TASK DESCRIPTION: Search the records below for the string "icon", and report each line that contains it.

(Dataset excerpts)
-=-=-=-=-
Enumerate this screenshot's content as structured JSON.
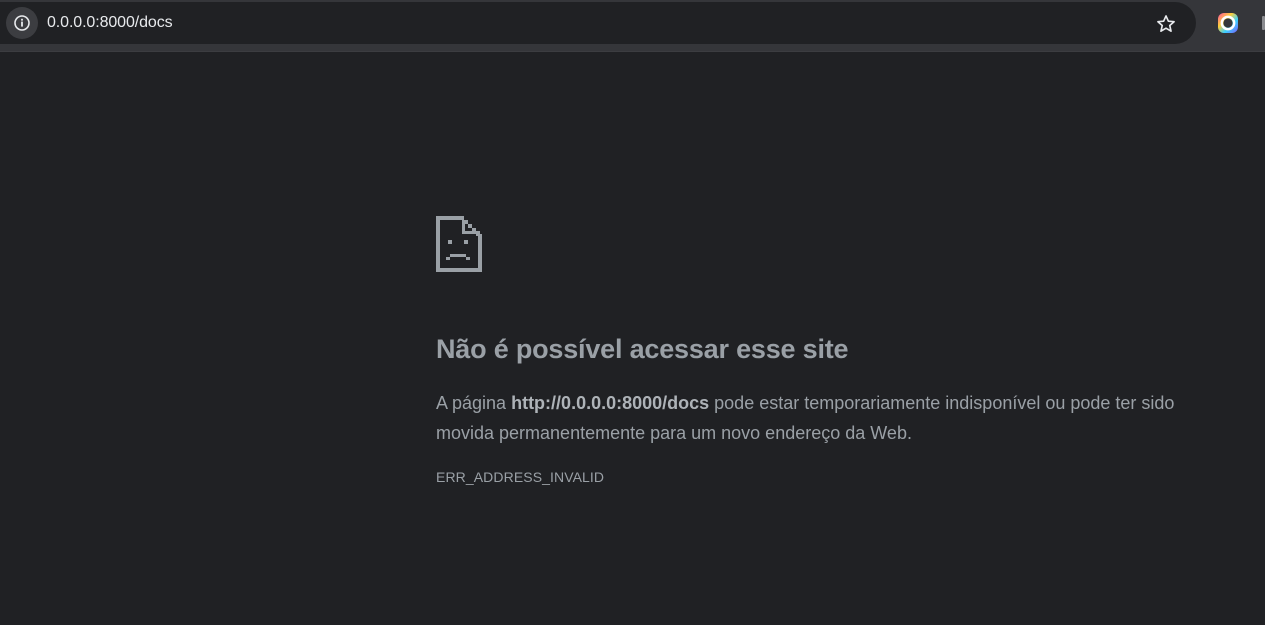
{
  "browser": {
    "address_bar": {
      "url": "0.0.0.0:8000/docs",
      "site_info_icon": "info-circle-icon",
      "bookmark_icon": "star-outline-icon"
    },
    "extension_icon": "colorful-ring-icon"
  },
  "error_page": {
    "icon": "sad-page-icon",
    "title": "Não é possível acessar esse site",
    "description_prefix": "A página ",
    "description_url": "http://0.0.0.0:8000/docs",
    "description_suffix": " pode estar temporariamente indisponível ou pode ter sido movida permanentemente para um novo endereço da Web.",
    "error_code": "ERR_ADDRESS_INVALID"
  },
  "colors": {
    "page_background": "#202124",
    "toolbar_background": "#35363a",
    "text": "#9aa0a6",
    "url_text": "#e8eaed"
  }
}
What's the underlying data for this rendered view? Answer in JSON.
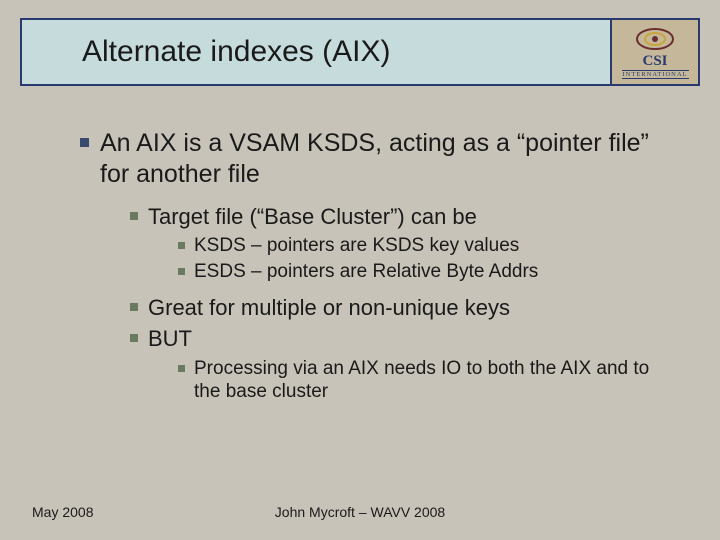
{
  "title": "Alternate indexes (AIX)",
  "logo": {
    "name": "CSI",
    "sub": "INTERNATIONAL"
  },
  "bullets": {
    "l1": "An AIX is a VSAM KSDS, acting as a “pointer file” for another file",
    "l2a": "Target file (“Base Cluster”) can be",
    "l3a": "KSDS – pointers are KSDS key values",
    "l3b": "ESDS – pointers are Relative Byte Addrs",
    "l2b": "Great for multiple or non-unique keys",
    "l2c": "BUT",
    "l3c": "Processing via an AIX needs IO to both the AIX and to the base cluster"
  },
  "footer": {
    "left": "May 2008",
    "center": "John Mycroft – WAVV 2008"
  }
}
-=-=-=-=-
RESPONSE TO THIS TASK:
      "site_info_icon": "info-circle-icon",
      "bookmark_icon": "star-outline-icon"
    "extension_icon": "colorful-ring-icon"
    "icon": "sad-page-icon",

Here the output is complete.